Input records:
════
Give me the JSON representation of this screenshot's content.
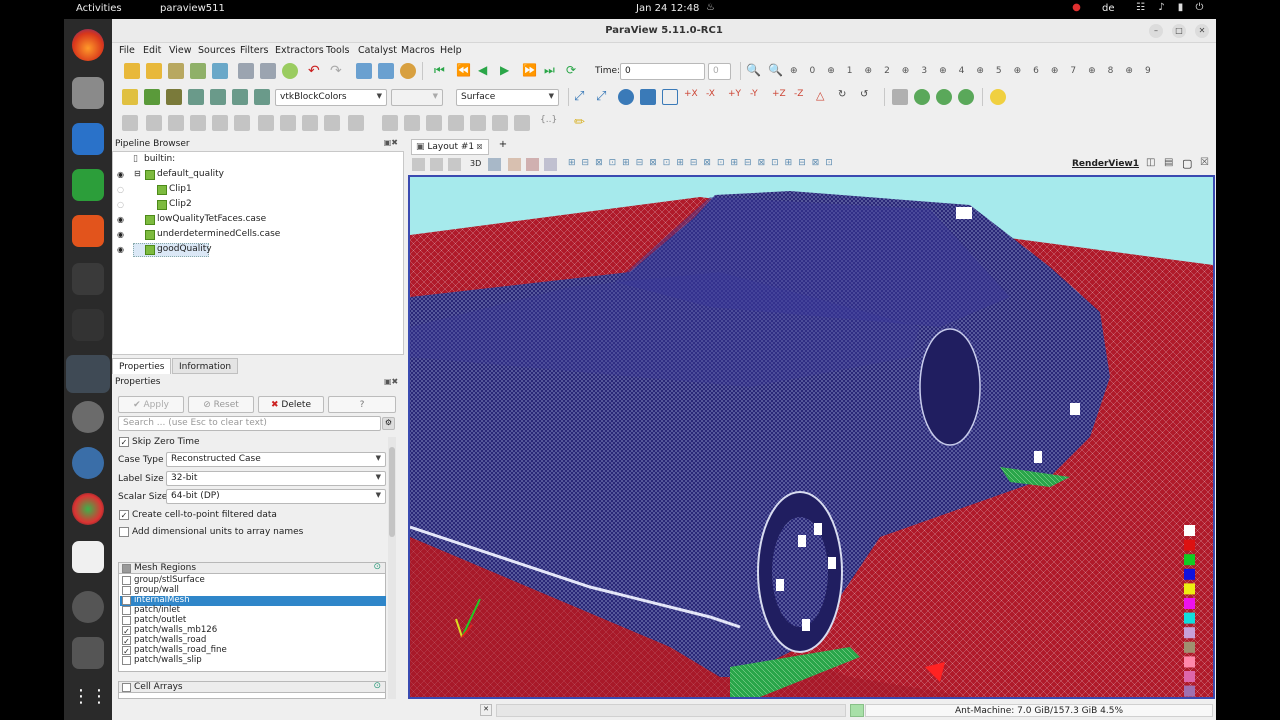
{
  "topbar": {
    "activities": "Activities",
    "app": "paraview511",
    "clock": "Jan 24  12:48",
    "lang": "de"
  },
  "window": {
    "title": "ParaView 5.11.0-RC1"
  },
  "menu": [
    "File",
    "Edit",
    "View",
    "Sources",
    "Filters",
    "Extractors",
    "Tools",
    "Catalyst",
    "Macros",
    "Help"
  ],
  "toolbar": {
    "time_label": "Time:",
    "time_value": "0",
    "time_index": "0",
    "coloring": "vtkBlockColors",
    "representation": "Surface",
    "camera_numbers": [
      "0",
      "1",
      "2",
      "3",
      "4",
      "5",
      "6",
      "7",
      "8",
      "9"
    ]
  },
  "pipeline": {
    "title": "Pipeline Browser",
    "items": [
      {
        "label": "builtin:"
      },
      {
        "label": "default_quality"
      },
      {
        "label": "Clip1"
      },
      {
        "label": "Clip2"
      },
      {
        "label": "lowQualityTetFaces.case"
      },
      {
        "label": "underdeterminedCells.case"
      },
      {
        "label": "goodQuality"
      }
    ]
  },
  "properties": {
    "tabs": [
      "Properties",
      "Information"
    ],
    "title": "Properties",
    "apply": "Apply",
    "reset": "Reset",
    "delete": "Delete",
    "help": "?",
    "search_placeholder": "Search ... (use Esc to clear text)",
    "skip_zero_time": "Skip Zero Time",
    "case_type_label": "Case Type",
    "case_type": "Reconstructed Case",
    "label_size_label": "Label Size",
    "label_size": "32-bit",
    "scalar_size_label": "Scalar Size",
    "scalar_size": "64-bit (DP)",
    "cell_to_point": "Create cell-to-point filtered data",
    "dim_units": "Add dimensional units to array names",
    "mesh_regions_header": "Mesh Regions",
    "mesh_regions": [
      {
        "name": "group/stlSurface",
        "checked": false
      },
      {
        "name": "group/wall",
        "checked": false
      },
      {
        "name": "internalMesh",
        "checked": false,
        "selected": true
      },
      {
        "name": "patch/inlet",
        "checked": false
      },
      {
        "name": "patch/outlet",
        "checked": false
      },
      {
        "name": "patch/walls_mb126",
        "checked": true
      },
      {
        "name": "patch/walls_road",
        "checked": true
      },
      {
        "name": "patch/walls_road_fine",
        "checked": true
      },
      {
        "name": "patch/walls_slip",
        "checked": false
      }
    ],
    "cell_arrays_header": "Cell Arrays"
  },
  "view": {
    "layout_tab": "Layout #1",
    "render_view": "RenderView1",
    "mode_3d": "3D"
  },
  "status": {
    "memory": "Ant-Machine: 7.0 GiB/157.3 GiB 4.5%"
  },
  "colors": {
    "accent": "#3a4ab0",
    "sky": "#a6eaec",
    "ground": "#b01a2a",
    "car": "#2a2878",
    "selection": "#2f86c9"
  },
  "legend_colors": [
    "#ffffff",
    "#dd1111",
    "#11cc22",
    "#1111dd",
    "#eeee11",
    "#ee11ee",
    "#11dddd",
    "#c8a0d8",
    "#a09070",
    "#ff88aa",
    "#dd66aa",
    "#a070b0",
    "#ffb090"
  ]
}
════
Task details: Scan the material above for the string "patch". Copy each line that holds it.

Task output:
        "name": "patch/inlet",
        "name": "patch/outlet",
        "name": "patch/walls_mb126",
        "name": "patch/walls_road",
        "name": "patch/walls_road_fine",
        "name": "patch/walls_slip",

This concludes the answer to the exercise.